We can envision it: The grandkids running into our arms, happy to love and be loved. Reality check: living with the grandkids, boys in their teens, conversation is limited, hugs are few and generally one directional.
When Blue Boy was smaller, I would grab his arms and throw them over my shoulders. If I was lucky, he would lean his head toward me and call that a hug. Now that he is almost full grown, I am thankful for a one-sided embrace that he doesn’t squirm away from.
Because she has been their only parent for most of their short lives, the grandsons are especially close to their mother. But even she doesn’t get much in the way of physical tenderness from Blue Boy.
Mowgli on the other hand is a snuggler. He has crawled into bed with me, sat on my lap, and hugged me spontaneously whenever I picked him up. He went through a period when he wiped away my kisses until a heart-warming day playing on the swing set when he turned me to and said, “Grandma, you can kiss me and I won’t wipe it off.”
But the teen years and now the backlash of COVID-19 has turned Snug Bug surly, wanting only his mother’s affections.
A few days ago I told him that I could use a good hug. With his mother’s encouragement, he did allow me to embrace him for a few seconds which was enough for me to recall his toddler demonstrations of love. How poignant.
As a mother I am thankful that all my kids enjoyed hugs and kisses even through their teen years. C-boy would cuddle with me when watching TV and allow me to hug (not kiss) him when I dropped him at school. Interestingly, I noticed many boys hugging their mothers in high school. How endearing.
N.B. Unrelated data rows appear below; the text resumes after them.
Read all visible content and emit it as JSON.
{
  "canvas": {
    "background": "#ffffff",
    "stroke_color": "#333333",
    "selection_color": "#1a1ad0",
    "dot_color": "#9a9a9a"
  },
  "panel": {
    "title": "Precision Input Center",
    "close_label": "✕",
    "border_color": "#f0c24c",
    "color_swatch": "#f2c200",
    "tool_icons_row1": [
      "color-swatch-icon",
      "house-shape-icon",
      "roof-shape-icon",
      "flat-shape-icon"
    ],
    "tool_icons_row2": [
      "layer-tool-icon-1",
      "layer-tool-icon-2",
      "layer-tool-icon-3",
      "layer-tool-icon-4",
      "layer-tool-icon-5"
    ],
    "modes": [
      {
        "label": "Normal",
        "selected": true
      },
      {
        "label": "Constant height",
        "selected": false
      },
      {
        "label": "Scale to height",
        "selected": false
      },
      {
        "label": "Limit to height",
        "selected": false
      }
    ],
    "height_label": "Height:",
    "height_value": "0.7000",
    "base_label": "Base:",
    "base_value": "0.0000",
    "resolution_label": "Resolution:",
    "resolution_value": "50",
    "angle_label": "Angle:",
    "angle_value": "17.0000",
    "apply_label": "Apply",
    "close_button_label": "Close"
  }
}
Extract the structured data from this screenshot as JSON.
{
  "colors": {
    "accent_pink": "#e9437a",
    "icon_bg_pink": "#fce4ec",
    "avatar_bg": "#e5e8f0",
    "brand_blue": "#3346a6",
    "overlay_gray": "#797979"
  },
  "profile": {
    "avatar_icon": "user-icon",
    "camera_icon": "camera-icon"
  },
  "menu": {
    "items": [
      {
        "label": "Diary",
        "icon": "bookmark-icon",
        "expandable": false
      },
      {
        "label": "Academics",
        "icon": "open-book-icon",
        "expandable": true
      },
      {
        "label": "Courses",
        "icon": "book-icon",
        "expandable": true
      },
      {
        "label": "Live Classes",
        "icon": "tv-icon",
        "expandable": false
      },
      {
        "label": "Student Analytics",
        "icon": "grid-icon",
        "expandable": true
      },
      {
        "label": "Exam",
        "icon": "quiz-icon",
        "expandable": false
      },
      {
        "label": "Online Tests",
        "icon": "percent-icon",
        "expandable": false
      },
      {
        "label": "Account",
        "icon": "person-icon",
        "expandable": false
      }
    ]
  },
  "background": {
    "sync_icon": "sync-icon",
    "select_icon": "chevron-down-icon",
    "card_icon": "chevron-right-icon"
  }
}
Is this why old women love babies? Tender to hold, ready to be cared for, easy to love. As we enfold the little ones in our arms, we remember those days when we embraced our own children with our love. We still have love to give.